PR Schools to add two teachers, a social worker
One additional elementary teacher, a full-time high school English Language Learners teacher and a licensed school social worker are to be hired for 2020-21.
The Park Rapids School Board approved staff proposals for 2020-21 programming and staffing during a conference call meeting on April 6.
Century Elementary Principal Joleen De La Hunt projected that there will be six sections of kindergarten next fall, with this year’s seven sections of kindergarten promoted to first grade, and six sections each of grades 2-4.
Since the current fourth grade, which will move up to the middle school, has five sections, De La Hunt said a net increase of one additional full-time teacher will be needed.
Middle School Principal Shawn Andress said grades 5-8 will likely hold steady at 22 sections, requiring no additional staff.
The grade/section distribution would only change from a “six-five-six-five” to “five-six-five-six,” she said, as the district’s second-largest class progresses from seventh to eighth grade.
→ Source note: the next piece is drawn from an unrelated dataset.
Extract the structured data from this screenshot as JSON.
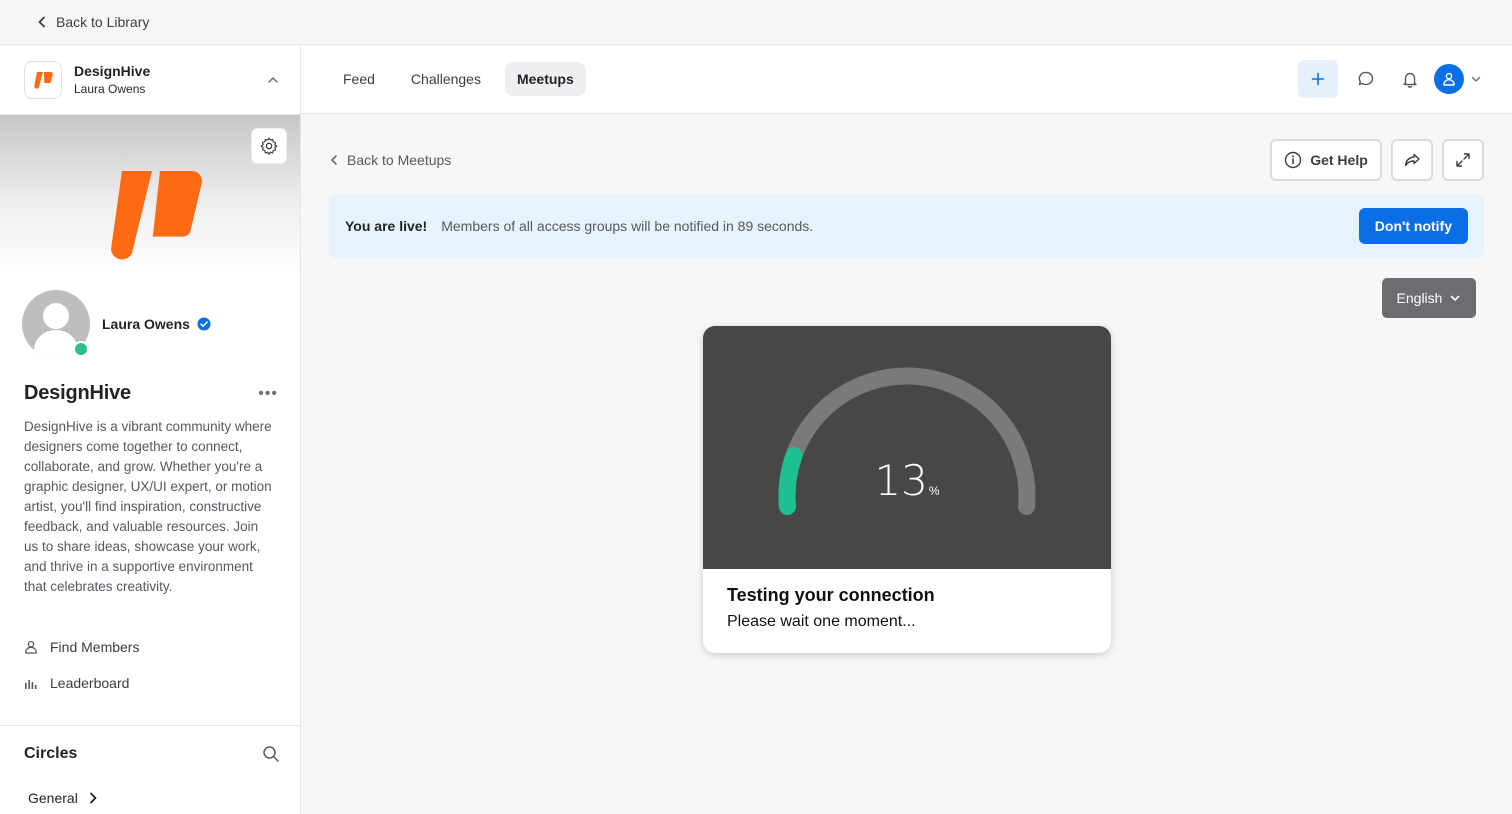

High School Principal Jeff Johnson said he expects the number of English Language Learner (ELL) students in his building to approach 50 next year, so he recommended eliminating an ELL paraprofessional and adding a full-time ELL teacher. This would also allow the ELL teacher currently shared between Century School and the high school to teach full-time at Century.
Also, using terminology coined by Andress, Johnson requested an additional “encore” teacher (commonly known as Career and Technical Education or CTE) to teach business, industrial and agricultural electives as part of the Panther Tracks career readiness program.
Johnson said this second encore/CTE position would save the district the cost of paying teachers for sixth-hour assignments (i.e., teaching an elective instead of having a prep period), potentially reducing the number of sixth-hour assignments during the year from 12 to six.
Superintendent Lance Bagstad said the district has a federal title grant supporting students’ social emotional learning and behavioral interventions with a “behavioral intervention setting” (BIS).
Bagstad said he would like to expand the existing BIS position into hiring a licensed school social worker, who can also work with special education students. With reimbursement through special education funding, this addition might be cost-neutral to the district.
“We’re going to have to work on that,” he said, “but I would like to recommend that we post for that position.”
Business Manager Kent Fritze told the school board that the total cost of these programming enhancements would be about $141,000.
Fritze projected that this will be doable within next year’s budget, which is being planned in view of a 36-student decrease in enrollment since last year.
“It will be tight,” he said, also reported that the state’s $1.5 billion surplus is now predicted to disappear. “That does not bode well for education,” he said. “With that, we’ll be conservative in our budgeting.”
School Board Chair Sherry Safratowich voiced sadness that the district does not have enough money to continue having elementary and middle school coaches, due to uncertainty about the availability of state grant dollars.
De La Hunt said the timing of this year’s grant window was unfortunate in regard to schools’ decision-making process, but that another round of grants will be opening up soon. “We’re anxiously awaiting to see what that looks like, and the turnaround for that,” she said, “because you can bet your bottom dollar we will be applying for that.”
Board member Stephanie Carlson moved to proceed with these programming and staffing recommendations as presented. The motion carried without dissent.